There has recently been a rise in greenhushing as firms choose to go incognito and underreport or hide their green credentials from the public, according to Morningstar.

Earlier this week the researcher released the ‘Is Greenwashing Scrutiny Leading to the Rise in Greenhushing?’ report highlighting the rise of activity in this area.

Greenhushing differentiates from greenwashing which involves companies overselling or misstating the green credentials of a product, rather than under-reporting issues.

In the report, Morningstar ESG lead Erica Hall said there are several reasons do this, including simple overpromising and underdelivering on promises to investors – but it might also be to avoid scrutiny from those who have targeted the responsible investing space for political reasons.

“As investing sustainably has become contentious in some circles, greenhushing is a way to fly under the radar and escape backlash from those who see sustainable investing as a modern-day example of woke capitalism,” Hall said.

“However, greenhushing is suboptimal, it is important to be transparent about intentions and implementation, green or otherwise.”

Front and centre

An unintended consequence of the focus on greenwashing has likely contributed to the rise of greenhushing, which is the antithesis of greenwashing.

Greenwashing is has taken centre stage in the regulatory environment, with the corporate regulator stating it is one of the key enforcement areas this year. The latest development in greenwashing enforcement is ASIC’s federal court claim against Mercer Superannuation over alleged greenwashing of fossil fuels, alcohol, and gambling – the first court action the regulator has pursued over greenwashing.

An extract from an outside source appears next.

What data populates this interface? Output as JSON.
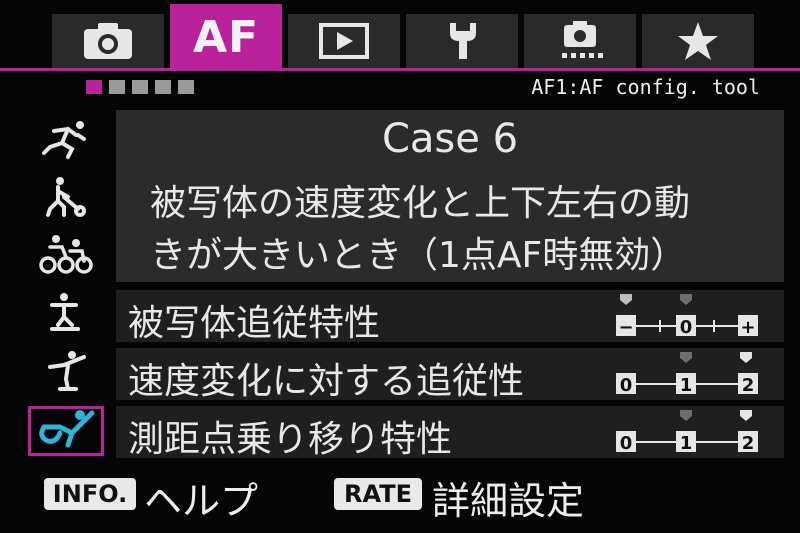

The regulator alleged that Mercer invested in almost 50 businesses exposed to industries it claimed to exclude. Last year Vanguard self-reported an issue to ASIC, resulting in a $40,000 fine, and has since been addressed.

“These cases follow ASIC’s intention, flagged back in 2022, to review investment funds and determine whether they live up to their green claims,” Hall said.

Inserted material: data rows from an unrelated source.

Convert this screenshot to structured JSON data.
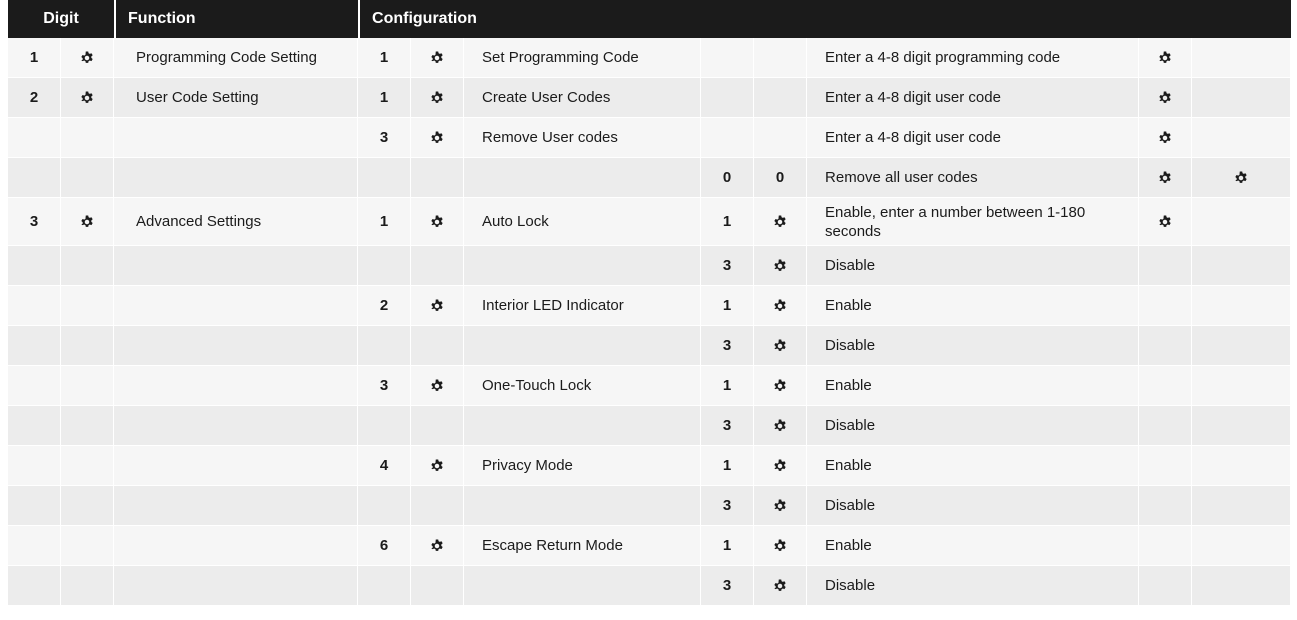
{
  "header": {
    "digit": "Digit",
    "function": "Function",
    "configuration": "Configuration"
  },
  "icon": "gear-icon",
  "rows": [
    {
      "d1": "1",
      "g1": true,
      "func": "Programming Code Setting",
      "d2": "1",
      "g2": true,
      "conf": "Set Programming Code",
      "d3": "",
      "g3": false,
      "desc": "Enter a 4-8 digit programming code",
      "g4": true,
      "g5": false
    },
    {
      "d1": "2",
      "g1": true,
      "func": "User Code Setting",
      "d2": "1",
      "g2": true,
      "conf": "Create User Codes",
      "d3": "",
      "g3": false,
      "desc": "Enter a 4-8 digit user code",
      "g4": true,
      "g5": false
    },
    {
      "d1": "",
      "g1": false,
      "func": "",
      "d2": "3",
      "g2": true,
      "conf": "Remove User codes",
      "d3": "",
      "g3": false,
      "desc": "Enter a 4-8 digit user code",
      "g4": true,
      "g5": false
    },
    {
      "d1": "",
      "g1": false,
      "func": "",
      "d2": "",
      "g2": false,
      "conf": "",
      "d3": "0",
      "d3b": "0",
      "g3": false,
      "desc": "Remove all user codes",
      "g4": true,
      "g5": true
    },
    {
      "d1": "3",
      "g1": true,
      "func": "Advanced Settings",
      "d2": "1",
      "g2": true,
      "conf": "Auto Lock",
      "d3": "1",
      "g3": true,
      "desc": "Enable, enter a number between 1-180 seconds",
      "g4": true,
      "g5": false,
      "tall": true
    },
    {
      "d1": "",
      "g1": false,
      "func": "",
      "d2": "",
      "g2": false,
      "conf": "",
      "d3": "3",
      "g3": true,
      "desc": "Disable",
      "g4": false,
      "g5": false
    },
    {
      "d1": "",
      "g1": false,
      "func": "",
      "d2": "2",
      "g2": true,
      "conf": "Interior LED Indicator",
      "d3": "1",
      "g3": true,
      "desc": "Enable",
      "g4": false,
      "g5": false
    },
    {
      "d1": "",
      "g1": false,
      "func": "",
      "d2": "",
      "g2": false,
      "conf": "",
      "d3": "3",
      "g3": true,
      "desc": "Disable",
      "g4": false,
      "g5": false
    },
    {
      "d1": "",
      "g1": false,
      "func": "",
      "d2": "3",
      "g2": true,
      "conf": "One-Touch Lock",
      "d3": "1",
      "g3": true,
      "desc": "Enable",
      "g4": false,
      "g5": false
    },
    {
      "d1": "",
      "g1": false,
      "func": "",
      "d2": "",
      "g2": false,
      "conf": "",
      "d3": "3",
      "g3": true,
      "desc": "Disable",
      "g4": false,
      "g5": false
    },
    {
      "d1": "",
      "g1": false,
      "func": "",
      "d2": "4",
      "g2": true,
      "conf": "Privacy Mode",
      "d3": "1",
      "g3": true,
      "desc": "Enable",
      "g4": false,
      "g5": false
    },
    {
      "d1": "",
      "g1": false,
      "func": "",
      "d2": "",
      "g2": false,
      "conf": "",
      "d3": "3",
      "g3": true,
      "desc": "Disable",
      "g4": false,
      "g5": false
    },
    {
      "d1": "",
      "g1": false,
      "func": "",
      "d2": "6",
      "g2": true,
      "conf": "Escape Return Mode",
      "d3": "1",
      "g3": true,
      "desc": "Enable",
      "g4": false,
      "g5": false
    },
    {
      "d1": "",
      "g1": false,
      "func": "",
      "d2": "",
      "g2": false,
      "conf": "",
      "d3": "3",
      "g3": true,
      "desc": "Disable",
      "g4": false,
      "g5": false
    }
  ]
}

“The Australian Competition and Consumer Commission [ACCC] also flagged that it would be focusing on environmental, social, and governance claims under Australian Consumer Law.”